“Italy would bring to the table a whole different dimension,” Ms. Möller said, “and some tough questions being asked about whether this union is sustainable.”

Unlike troubled countries like Portugal, Ireland and even Spain, Italy is a founding member of the organizations that became the European Union, and part of what is considered the core of the group. Compared with Greece’s more manageable obligations, Italy’s debt is roughly $2.5 trillion — more than even Germany could absorb.

Far from reassuring investors, Italy’s prime minister, Silvio Berlusconi, 75, has come to be seen by his critics as an impediment to governing the country, a one-man political sideshow who is facing trial on charges of tax fraud, corruption and paying for sex with a minor. The fragmented opposition has been unable to gain traction.

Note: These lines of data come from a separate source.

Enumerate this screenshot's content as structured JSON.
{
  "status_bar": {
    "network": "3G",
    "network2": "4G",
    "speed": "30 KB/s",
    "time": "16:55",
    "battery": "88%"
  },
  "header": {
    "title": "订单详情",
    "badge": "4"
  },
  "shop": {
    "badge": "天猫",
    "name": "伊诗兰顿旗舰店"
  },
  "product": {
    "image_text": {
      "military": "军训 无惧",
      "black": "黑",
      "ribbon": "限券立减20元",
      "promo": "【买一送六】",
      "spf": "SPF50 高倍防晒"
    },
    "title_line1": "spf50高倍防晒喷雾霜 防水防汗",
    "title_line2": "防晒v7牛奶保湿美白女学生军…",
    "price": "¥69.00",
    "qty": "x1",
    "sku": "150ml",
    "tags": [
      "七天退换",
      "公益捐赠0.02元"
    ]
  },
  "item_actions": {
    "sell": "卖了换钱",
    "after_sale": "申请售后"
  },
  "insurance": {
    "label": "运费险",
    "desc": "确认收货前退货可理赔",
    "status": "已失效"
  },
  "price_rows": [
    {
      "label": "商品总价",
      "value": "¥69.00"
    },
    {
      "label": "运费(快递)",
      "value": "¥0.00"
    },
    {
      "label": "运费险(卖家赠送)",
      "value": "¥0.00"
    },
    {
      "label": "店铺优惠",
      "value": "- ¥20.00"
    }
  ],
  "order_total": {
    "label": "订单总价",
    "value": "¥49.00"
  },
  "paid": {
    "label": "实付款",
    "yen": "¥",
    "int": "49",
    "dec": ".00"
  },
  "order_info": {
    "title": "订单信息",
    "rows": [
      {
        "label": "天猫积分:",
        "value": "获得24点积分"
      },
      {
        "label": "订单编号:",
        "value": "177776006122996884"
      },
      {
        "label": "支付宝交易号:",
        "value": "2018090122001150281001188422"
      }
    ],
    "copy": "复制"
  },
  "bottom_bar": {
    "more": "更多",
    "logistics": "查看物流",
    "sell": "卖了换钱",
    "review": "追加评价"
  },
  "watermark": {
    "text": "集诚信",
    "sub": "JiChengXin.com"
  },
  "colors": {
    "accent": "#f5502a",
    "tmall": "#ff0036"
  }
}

At home and abroad, there is a growing feeling that a tidal wave is coming and that Italian politicians are squabbling over sand castles.

Pressure has mounted on Mr. Berlusconi to push through vital economic changes as a way to calm panicky investors. The country’s president, Giorgio Napolitano, met with leaders from the political opposition on Wednesday, exploring various options if Mr. Berlusconi was not up to the task.

“This is basically unprecedented,” said Mario Pianta, a professor of economics at the University of Urbino and an opponent of Mr. Berlusconi’s economic policies. “The Berlusconi government has been in a position of denial, postponing action, quarrelling about the need for intervention, but the attack coming from financial markets is pushing Italy toward the brink.”

Mr. Berlusconi has eked out narrow victories in critical no-confidence votes because, for the most part, there was no realistic alternative.

Part of the problem in Italy has been a severe disconnect between the way the country is viewed by outsiders and the way Italians view themselves. To investors, Italy is just another country with high debt and political gridlock. But Italians, especially in the wealthy north, see a different picture: a manageable projected deficit of 3.9 percent of the gross domestic product for 2011 and dropping; an economy that is growing, albeit anemically; and a manufacturing base and industrial capacity far beyond Greece’s.

But the painful increases in financing costs appear to have focused the minds of leading politicians. A cabinet statement released after the emergency meetings on Wednesday said that a series of “urgent measures to support the Italian economy” had been examined and that the cabinet had agreed to fast-track changes previously proposed by Mr. Berlusconi by attaching them to an existing state spending bill as an amendment.

Last month, the prime minister promised in a letter to European officials that he would take steps to address the debt crisis, including reforms to the pension system and labor market, as well as the sale of public assets.

Until now, markets have reacted tepidly to the proposed changes — expressing what critics have said were open reservations about the government’s ability to carry them out — and that has kept the pressure on Italy high, prompting widespread calls for Mr. Berlusconi to act more decisively, or step aside.

“A country adrift. This is the impression that we give to Europe and to the markets that continue to punish us,” wrote Ferruccio de Bortoli, editor in chief of Corriere della Sera, in a front-page editorial on Wednesday that took both the government and the opposition to task for putting internal political calculations ahead of the national good.

“The Italy that works and does its duty does not merit this,” he concluded.

In a sense, Italy’s inability to react quickly and decisively to solve its problems mirrors the troubles of Europe as a whole. Whether it was the Finnish demand for collateral from Greece, Slovak opposition to expanding the Europe-wide rescue fund or the possibility of a referendum in Greece, with 27 members in the European Union and a group of 17 who use the euro, sluggish institutions have had trouble keeping pace.

“In the financial markets everything operates in just a click,” said Ms. Möller, the European Union expert. “The old lady of democracy, multiplied by 27, is really struggling with the speed of globalized financial markets.”

Tratto da www.nytimes.com